Turnpike Cash Tolls Increase 10 Percent Jan. 1
Travelers paying cash for tolls on the Pennsylvania Turnpike will face a 10 percent rate hike beginning Jan. 1, but toll rates will hold steady for E-ZPass users as a way to encourage more people to utilize the program. The increase marks the fourth turnpike rate hike in as many years.
According to a Turnpike Commission press release, after the new fares take effect, the most-common cash toll for passenger vehicles will increase from $1.10 to $1.25, while the most-common cash toll for a standard commercial-truck classification (Class 5) will rise from $8.95 to $9.85. The 2012 fares were determined by applying a 10 percent increase on top of the 2011 fare then rounding up to the nearest nickel.

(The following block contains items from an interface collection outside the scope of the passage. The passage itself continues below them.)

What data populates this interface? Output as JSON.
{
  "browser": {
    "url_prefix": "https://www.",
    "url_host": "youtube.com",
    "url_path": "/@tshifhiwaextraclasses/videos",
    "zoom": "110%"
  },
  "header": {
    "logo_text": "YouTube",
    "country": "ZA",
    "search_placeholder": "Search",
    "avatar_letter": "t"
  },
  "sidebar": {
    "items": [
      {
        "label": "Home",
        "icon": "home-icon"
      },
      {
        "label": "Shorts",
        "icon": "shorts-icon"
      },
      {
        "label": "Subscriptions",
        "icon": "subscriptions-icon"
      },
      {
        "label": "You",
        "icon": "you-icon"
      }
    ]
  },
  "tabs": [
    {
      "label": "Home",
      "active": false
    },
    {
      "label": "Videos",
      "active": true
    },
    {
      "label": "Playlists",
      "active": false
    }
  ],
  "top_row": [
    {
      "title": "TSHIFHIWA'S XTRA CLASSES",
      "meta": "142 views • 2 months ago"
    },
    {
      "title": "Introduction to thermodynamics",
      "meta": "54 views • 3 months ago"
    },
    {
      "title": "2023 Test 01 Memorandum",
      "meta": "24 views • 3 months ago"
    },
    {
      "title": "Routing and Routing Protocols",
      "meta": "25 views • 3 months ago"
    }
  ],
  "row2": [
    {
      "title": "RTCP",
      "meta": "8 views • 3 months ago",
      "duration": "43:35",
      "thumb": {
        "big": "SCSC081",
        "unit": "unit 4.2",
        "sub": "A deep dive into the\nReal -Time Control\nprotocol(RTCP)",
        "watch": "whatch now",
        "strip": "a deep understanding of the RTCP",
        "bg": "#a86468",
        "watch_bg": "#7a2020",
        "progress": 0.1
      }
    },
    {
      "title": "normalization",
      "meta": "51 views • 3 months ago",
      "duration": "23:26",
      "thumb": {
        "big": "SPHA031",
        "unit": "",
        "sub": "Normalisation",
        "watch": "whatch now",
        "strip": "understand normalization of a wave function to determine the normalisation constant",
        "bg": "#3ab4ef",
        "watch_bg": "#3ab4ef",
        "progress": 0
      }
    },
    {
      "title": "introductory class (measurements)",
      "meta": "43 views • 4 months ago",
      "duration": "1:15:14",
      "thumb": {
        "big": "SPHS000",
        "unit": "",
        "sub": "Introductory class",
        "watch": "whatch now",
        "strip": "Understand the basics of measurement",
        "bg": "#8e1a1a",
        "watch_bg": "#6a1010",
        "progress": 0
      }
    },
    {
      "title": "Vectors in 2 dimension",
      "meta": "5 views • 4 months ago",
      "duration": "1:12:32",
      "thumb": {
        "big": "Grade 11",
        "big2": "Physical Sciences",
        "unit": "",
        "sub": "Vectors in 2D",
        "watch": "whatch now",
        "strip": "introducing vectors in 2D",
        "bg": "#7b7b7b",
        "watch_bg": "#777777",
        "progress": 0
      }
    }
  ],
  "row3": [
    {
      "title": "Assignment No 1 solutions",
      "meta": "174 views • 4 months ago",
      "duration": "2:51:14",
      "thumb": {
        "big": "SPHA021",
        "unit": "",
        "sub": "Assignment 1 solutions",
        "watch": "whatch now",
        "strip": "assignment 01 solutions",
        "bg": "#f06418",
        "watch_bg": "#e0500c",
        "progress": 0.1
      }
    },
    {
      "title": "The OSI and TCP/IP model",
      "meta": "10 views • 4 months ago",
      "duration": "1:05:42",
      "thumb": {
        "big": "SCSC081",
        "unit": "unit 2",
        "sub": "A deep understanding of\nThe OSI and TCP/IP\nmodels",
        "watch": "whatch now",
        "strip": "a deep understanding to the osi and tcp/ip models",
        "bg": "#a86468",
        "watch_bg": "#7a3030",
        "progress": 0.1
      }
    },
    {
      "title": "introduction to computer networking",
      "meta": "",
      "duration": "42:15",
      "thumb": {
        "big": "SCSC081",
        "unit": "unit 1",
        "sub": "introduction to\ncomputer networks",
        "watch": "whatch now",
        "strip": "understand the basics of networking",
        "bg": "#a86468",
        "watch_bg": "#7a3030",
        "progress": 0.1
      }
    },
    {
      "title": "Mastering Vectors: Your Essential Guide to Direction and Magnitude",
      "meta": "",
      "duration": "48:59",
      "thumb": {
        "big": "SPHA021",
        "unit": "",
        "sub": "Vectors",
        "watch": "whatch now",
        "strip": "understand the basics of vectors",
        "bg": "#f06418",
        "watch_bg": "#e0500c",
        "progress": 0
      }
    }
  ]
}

The latest increase means E-ZPass users will pay about 17 percent less than those who pay cash.
Turnpike Chairman William K. Lieberman in the release noted that “nearly two-thirds of travelers already use E-ZPass,” which means “only about a third of our customers will be affected.”
The rate increase follows a similar hike last January, when cash-paying customers faced an additional 10 percent charge and E-ZPass customers faced a 3 percent increase. Lieberman in the release said that E-ZPass was exempt from the rate increase in 2012 to encourage more people to use the program.
“We believe it’s important to encourage more travelers to switch to E-ZPass because of the numerous benefits, including economic, environmental and customer-safety advantages. Collecting tolls electronically is not only safer, faster and more convenient for customers, but it is better for the environment because it helps diminish idling at the toll plazas and also reduces the turnpike’s operating costs,” he said.
According to the Commission, it costs about $1 per transaction to collect a cash toll, compared with less than 25 cents per transaction to collect tolls with E-ZPass. Currently, there are 24 E-ZPass agencies in 14 states, largely in the Northeastern U.S., and more than 20 million E-ZPass transponders in use on toll roads, bridges and tunnels nationwide.
The 2012 increase is needed, in part, to satisfy the Turnpike’s annual $450 million funding obligation to the state, as mandated by Act 44. Under the law, which was established in 2007, the commission must use tollbooth revenue to help underwrite a transportation-funding shortfall. To date the, the commission has provided more than $3 billion to the state. The 2012 toll increase will be the fourth rate hike needed to meet the debt-service costs associated with Act 44.
Of the $450 million paid in 2012, $250 million will be used for transit agencies statewide and $200 million will be use to fund non-turnpike road and bridge projects.
Drivers will face additional increases in 2013 and 2014, as the commission also approved overall toll-revenue increases of 3 percent for both years. However, there are no details yet about how much rates will increase for cash and E-ZPass customers in those years.